Advice on Feeding early Tomatoes

Now that my tomato plants have settled down after being planted out in the poly-tunnel, they are really starting to put on a growth spurt. I have given them a a couple of high nitrogen feeds as opposed to the normal high potash feed for tomatoes, which is for fruit production. I have found that by the time the plants reach the tie wire just before my first picking that the heads are quite thin as the plants are so ladened with fruit, so I am trying to get a good balanced plant early on in the season.  

This shows a 1.2.3 NPK ratio

If you have trouble finding a high nitrogen feed then look for flower feeds some of which have a higher nitrogen content. On the label you will seen the NPK Nitrogen, Phosphate and Potash. All feeds usually contain extra elements in smaller amounts, but NPK are the major three. 

A normal tomato feed will  roughly be a 1.1.3 ratio, so more potash than nitrogen.So you are looking for 1.1.1 or less potash than nitrogen.

At this time of the year it is best to apply a diluted liquid feed, with a watering can. On very young plants apply half strength for the first few weeks.

 The three major elements essential for plant growth do different jobs, so here is a quick run through.

N – Nitrogen Is for stem and leaf growth. Nitrogen deficiency results in older leaves turning yellow with new growth being weak and spindly. Basically nitrogen in responsible for the strength and vigour of you plants.

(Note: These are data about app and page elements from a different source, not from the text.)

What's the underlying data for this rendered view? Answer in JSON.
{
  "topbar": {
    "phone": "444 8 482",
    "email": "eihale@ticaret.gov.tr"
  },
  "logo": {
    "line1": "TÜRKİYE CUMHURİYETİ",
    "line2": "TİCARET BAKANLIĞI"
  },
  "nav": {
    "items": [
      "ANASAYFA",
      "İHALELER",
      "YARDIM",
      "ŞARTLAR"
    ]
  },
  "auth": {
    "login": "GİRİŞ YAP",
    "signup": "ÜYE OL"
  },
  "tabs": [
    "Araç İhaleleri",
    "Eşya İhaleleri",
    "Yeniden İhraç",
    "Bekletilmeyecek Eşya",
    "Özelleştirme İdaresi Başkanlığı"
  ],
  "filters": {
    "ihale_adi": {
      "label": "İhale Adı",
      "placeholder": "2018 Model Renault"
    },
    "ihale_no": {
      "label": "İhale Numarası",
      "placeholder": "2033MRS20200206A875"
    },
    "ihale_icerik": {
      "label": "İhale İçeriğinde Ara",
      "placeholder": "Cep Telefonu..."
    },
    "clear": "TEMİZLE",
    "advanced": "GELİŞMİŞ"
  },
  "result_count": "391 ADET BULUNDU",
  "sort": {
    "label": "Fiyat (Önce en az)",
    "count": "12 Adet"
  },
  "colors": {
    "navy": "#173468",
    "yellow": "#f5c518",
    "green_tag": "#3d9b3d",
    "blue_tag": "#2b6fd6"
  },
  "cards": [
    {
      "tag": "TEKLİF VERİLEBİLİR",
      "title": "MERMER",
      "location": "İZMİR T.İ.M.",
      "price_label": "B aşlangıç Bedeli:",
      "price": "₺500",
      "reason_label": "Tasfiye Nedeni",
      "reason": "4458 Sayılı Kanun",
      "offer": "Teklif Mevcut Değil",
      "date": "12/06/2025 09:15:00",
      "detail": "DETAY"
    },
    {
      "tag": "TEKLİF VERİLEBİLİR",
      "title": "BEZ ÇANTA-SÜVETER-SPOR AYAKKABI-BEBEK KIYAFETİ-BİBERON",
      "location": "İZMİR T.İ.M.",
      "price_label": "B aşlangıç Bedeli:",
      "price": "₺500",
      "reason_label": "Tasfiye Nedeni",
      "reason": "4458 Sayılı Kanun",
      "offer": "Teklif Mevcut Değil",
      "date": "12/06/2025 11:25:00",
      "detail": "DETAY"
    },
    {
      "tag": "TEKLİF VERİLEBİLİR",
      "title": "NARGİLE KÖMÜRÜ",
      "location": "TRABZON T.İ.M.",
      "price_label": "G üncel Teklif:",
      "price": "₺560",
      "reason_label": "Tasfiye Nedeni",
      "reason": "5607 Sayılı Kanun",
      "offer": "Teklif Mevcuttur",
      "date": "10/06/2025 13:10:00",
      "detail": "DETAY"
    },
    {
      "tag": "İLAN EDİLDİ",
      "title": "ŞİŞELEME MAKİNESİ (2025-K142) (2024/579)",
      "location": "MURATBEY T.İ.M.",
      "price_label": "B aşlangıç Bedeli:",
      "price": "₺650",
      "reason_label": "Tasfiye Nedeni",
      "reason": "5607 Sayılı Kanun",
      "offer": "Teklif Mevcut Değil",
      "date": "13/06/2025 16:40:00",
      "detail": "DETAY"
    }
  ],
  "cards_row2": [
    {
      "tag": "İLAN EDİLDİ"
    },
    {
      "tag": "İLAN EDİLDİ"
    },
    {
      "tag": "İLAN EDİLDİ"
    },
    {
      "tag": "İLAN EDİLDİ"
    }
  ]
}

P – Phosphorous – This is for root growth and photosynthesis. Symptoms of deficiency would include poor germination and establishment of seedlings, mature plants showing stunted growth and dark blue/green leaves or reddish-purple stems or leaves.

K – Potassium (Potash) – For flower and fruit production. Lack of Potassium results in yellow areas along leaf veins and leaf edges. Fruits like tomatoes may be stunted and lacking in flavour.

For growth the plants do requires nitrogen which is easily leached out of the soil, so is not always present even with adding manure or granular feeds to the soil earlier on.  There is also little or no reserves of nitrogen in the soil and it will leach out of pots and grow-bags quite quickly.

Home-made Feeds - While home-made feeds are a very cheap alternative to commercial products, I would not recommend using them on young plants as you will not know the exact strength and could burn the roots and foliage.

This Coeur de boeuf beefsteak tomato plant is forming nice trusses, but the head of the plant is getting a little thin, so good nitrogen feed should sort this out.